In the next box I found your birthday cards. On top, cards with the number 80 blazoned across the front. Beneath those I saw cards with the number 70. I scooped up an armload of cards and saw, way down near the bottom, an older card with a picture of a faded birthday cake, the number 50 barely visible in faded silver.
In another box I found your notebooks, your diaries, a thicket of hardbound journals, spiral-bound notebooks, curious handmade paper stitched together in hand-stitched notebooks. Perhaps from India, I thought. I picked one up, a cracked blue notebook, and flicked through the pages, wanting to see your neat blue handwriting but not to intrude on your private thoughts. My eyes caught on one sentence:
"The door is not closing properly."
I'm sorry, Sister, I read that part by accident. I didn't mean to read a word. Ashamed, I closed the book. (I hope you got your door fixed.)
Another box, filled with pictures. Curling paper posters that had been pulled down from your walls. The angel Gabriel. The annunciation. Adam and Eve. Some saint I'd never seen before.

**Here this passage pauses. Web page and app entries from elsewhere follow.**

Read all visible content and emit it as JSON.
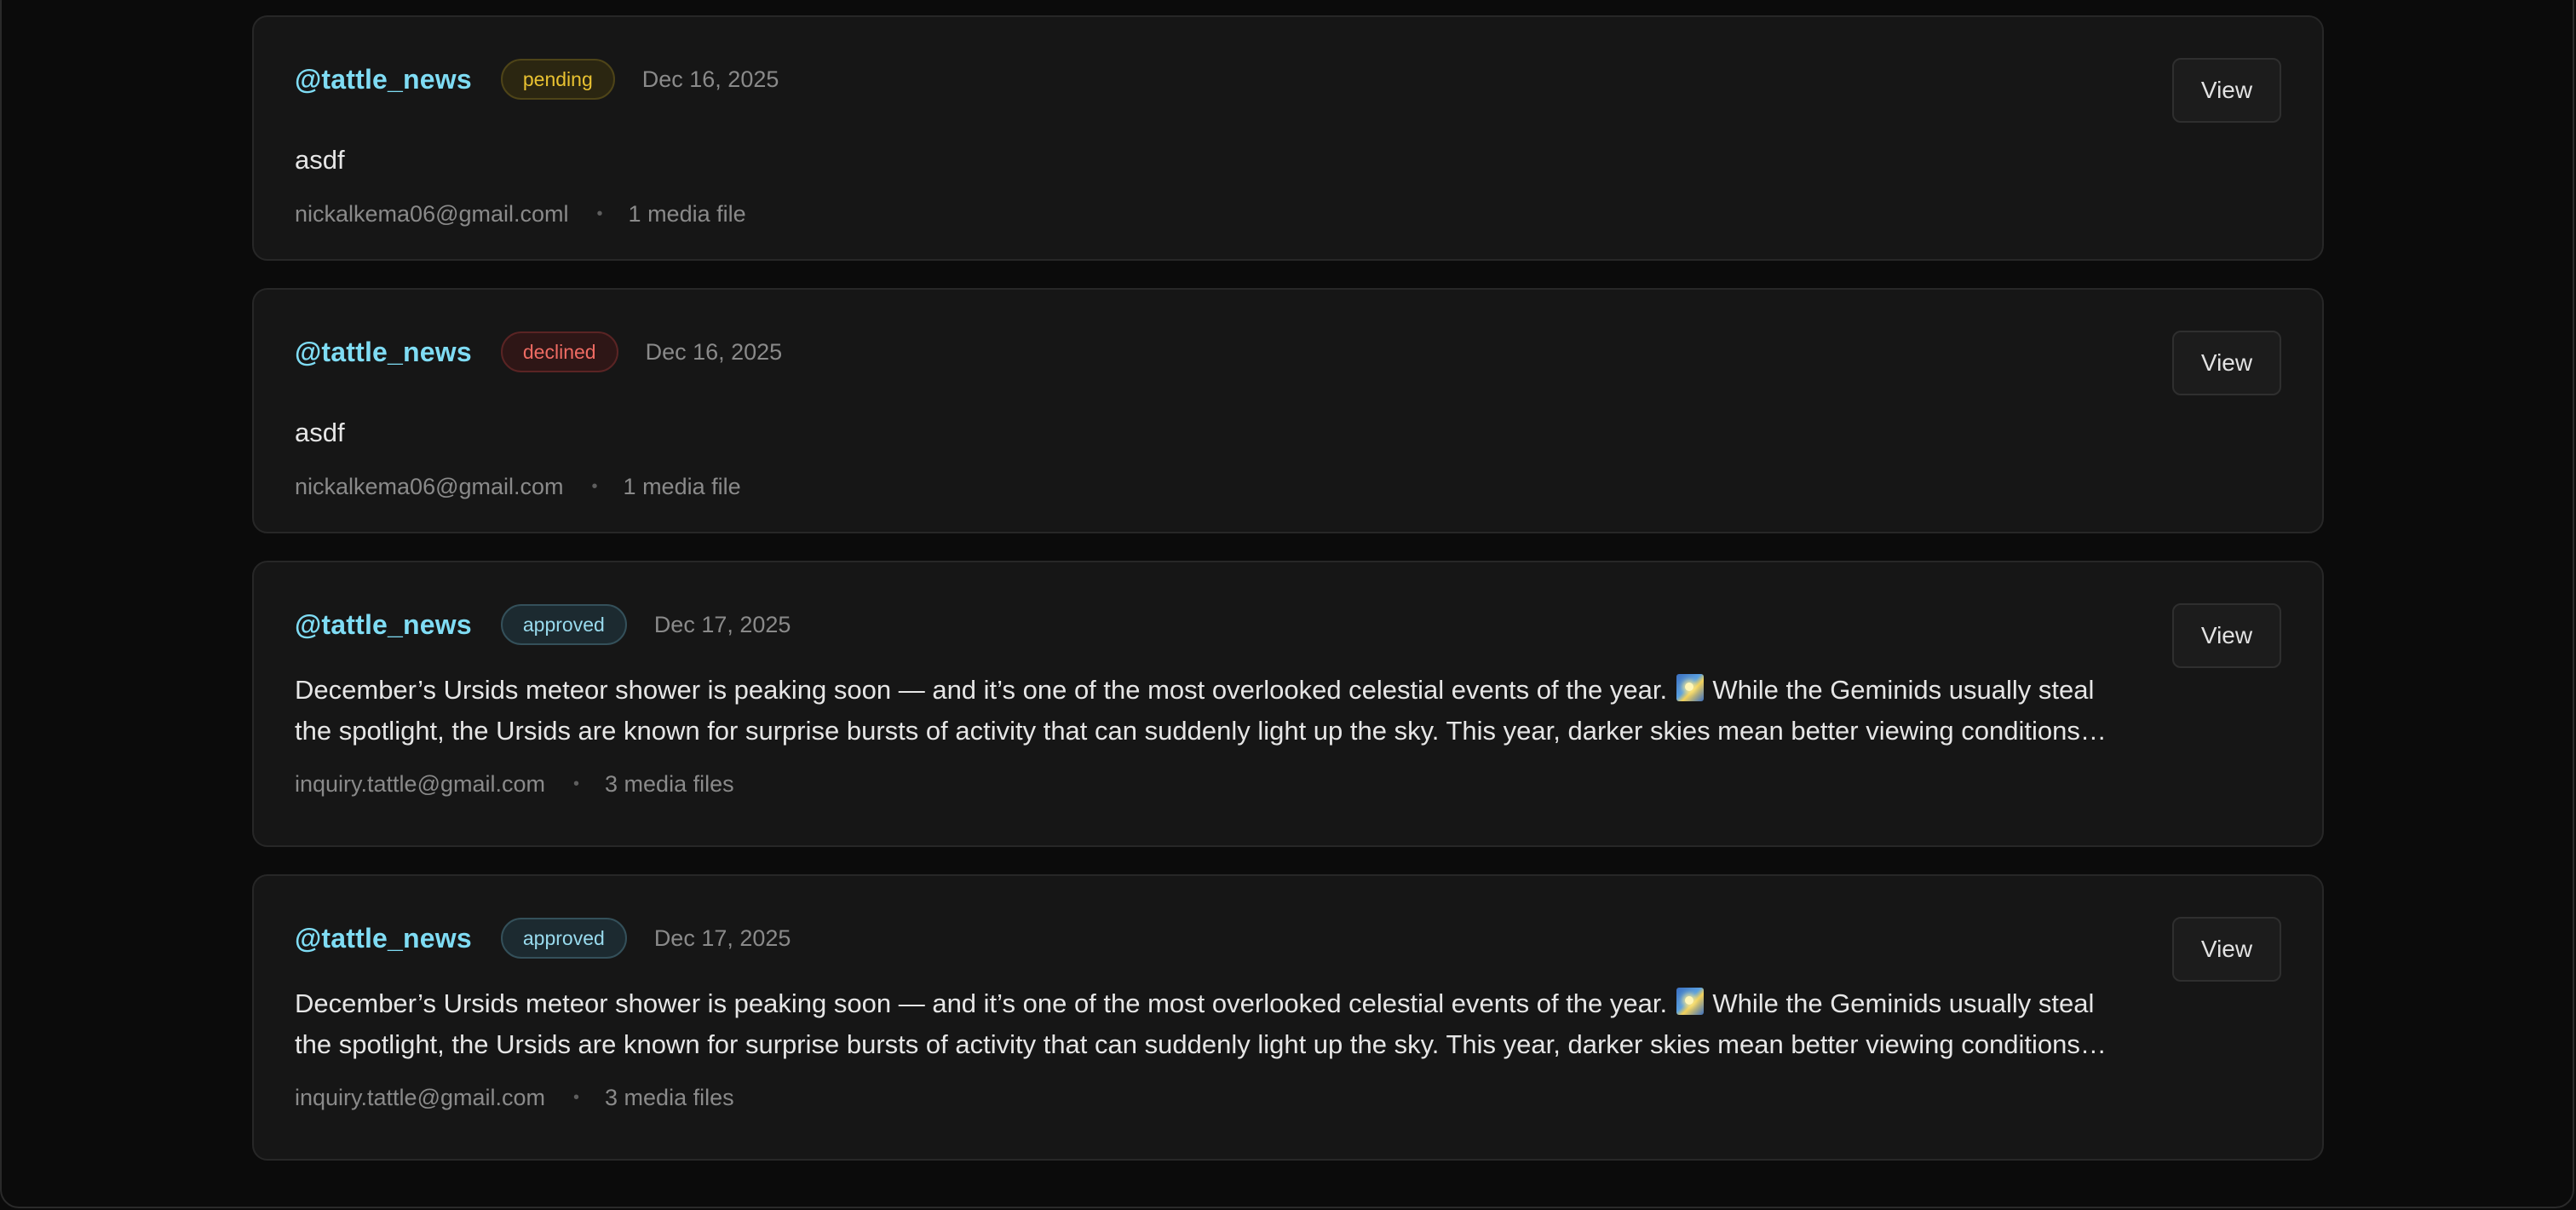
{
  "submissions": [
    {
      "handle": "@tattle_news",
      "status": "pending",
      "date": "Dec 16, 2025",
      "text": "asdf",
      "email": "nickalkema06@gmail.coml",
      "media": "1 media file",
      "view_label": "View"
    },
    {
      "handle": "@tattle_news",
      "status": "declined",
      "date": "Dec 16, 2025",
      "text": "asdf",
      "email": "nickalkema06@gmail.com",
      "media": "1 media file",
      "view_label": "View"
    },
    {
      "handle": "@tattle_news",
      "status": "approved",
      "date": "Dec 17, 2025",
      "text_before_emoji": "December’s Ursids meteor shower is peaking soon — and it’s one of the most overlooked celestial events of the year.",
      "emoji_icon": "shooting-star-night-sky-icon",
      "text_after_emoji": "While the Geminids usually steal the spotlight, the Ursids are known for surprise bursts of activity that can suddenly light up the sky. This year, darker skies mean better viewing conditions for anyone willing to step outside.",
      "email": "inquiry.tattle@gmail.com",
      "media": "3 media files",
      "view_label": "View"
    },
    {
      "handle": "@tattle_news",
      "status": "approved",
      "date": "Dec 17, 2025",
      "text_before_emoji": "December’s Ursids meteor shower is peaking soon — and it’s one of the most overlooked celestial events of the year.",
      "emoji_icon": "shooting-star-night-sky-icon",
      "text_after_emoji": "While the Geminids usually steal the spotlight, the Ursids are known for surprise bursts of activity that can suddenly light up the sky. This year, darker skies mean better viewing conditions for anyone willing to step outside.",
      "email": "inquiry.tattle@gmail.com",
      "media": "3 media files",
      "view_label": "View"
    }
  ],
  "footer_separator": "•",
  "colors": {
    "background": "#0b0b0b",
    "card": "#161616",
    "handle": "#7fdcf4",
    "pending": "#e9c231",
    "declined": "#ee6b63",
    "approved": "#99dbee"
  }
}
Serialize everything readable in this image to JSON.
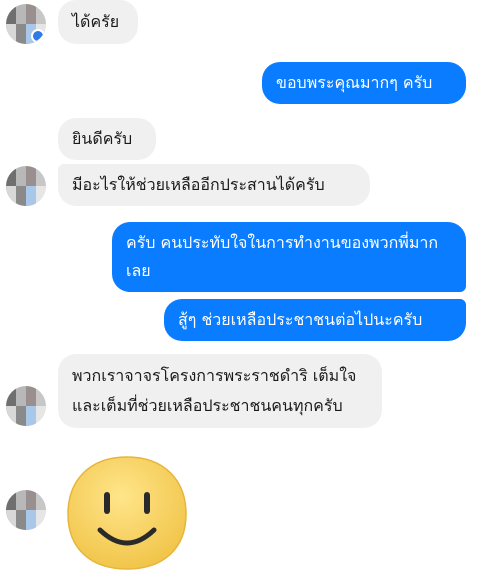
{
  "messages": [
    {
      "text": "ได้ครัย"
    },
    {
      "text": "ขอบพระคุณมากๆ ครับ"
    },
    {
      "text": "ยินดีครับ"
    },
    {
      "text": "มีอะไรให้ช่วยเหลืออีกประสานได้ครับ"
    },
    {
      "text": "ครับ คนประทับใจในการทำงานของพวกพี่มากเลย"
    },
    {
      "text": "สู้ๆ ช่วยเหลือประชาชนต่อไปนะครับ"
    },
    {
      "text": "พวกเราจาจรโครงการพระราชดำริ เต็มใจและเต็มที่ช่วยเหลือประชาชนคนทุกครับ"
    }
  ],
  "sticker": {
    "icon": "smiley-face-icon",
    "fill": "#f5cf55",
    "stroke": "#2a2a2a"
  },
  "colors": {
    "outgoing": "#0a7cff",
    "incoming": "#f1f0f0"
  }
}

Cheap reproductions of Renaissance paintings. An icon of the Virgin, gold paint shining even down there in the corner of the box.
Then under the pictures I found the little boxes. A cigar box with tiny notes and bits of string and plastic clips. A red cardboard box with pens, stamps, key rings, a smooth stone paperweight. A handmade box with candles, a fridge magnet, a tiny cast-iron sculpture. A square wooden box with jewellery, a ring, five brooches, a necklace, another ring, a broken bracelet, an orange stone. A rosary. Other smaller things, broken, inexplicable.
I'd had my suspicions, Sister, but not till I saw the jewellery did I understand what had happened. That some time after your eightieth birthday you must have died. I thought what it would be like to die like that, an old woman, a nun, no children or grandchildren gathered about, no one to reassure you that your years were blessed and that your name will be remembered. When you took vows and entered religious life, did you know it would eventually come to this? Did you see that a life devoted to prayer would have to be a life of obscurity, a life easily packed up in boxes and taken away, vanishing without a trace one afternoon? Will anyone remember you, Sister?
I put your things back into the boxes. I thought: Holy Mary, mother of God, pray for us. I thought: Precious in the sight of the Lord is the death of his saints. I thought: God will remember you, Sister. God forgets the names of the powerful but remembers the poor.
They have raked up the pieces of your life like old leaves, Sister, and piled them on the roadside to be taken away. But it is precious, every last bit of it, and God will forget nothing.
I hope you don't mind, Sister, but I have salvaged a few of your things and taken them home with me. I took a candle that had burned halfway down and the wax was very beautiful. We will burn it tonight, my wife, my children and I, while we share the evening meal. I took a postcard with a Leunig picture. I took your stone paperweight, no bigger than a thumbnail. Sister, I will give it to my daughter. She will love it for the same reason you did, because it is so small and because it looks like a tiny frog.
I took one of your books too, a book of poems. The first lines in the book are by Longfellow:
And the night shall be filled with music,
And the cares that infest the day
Shall fold their tents, like the Arabs,
And as silently steal away.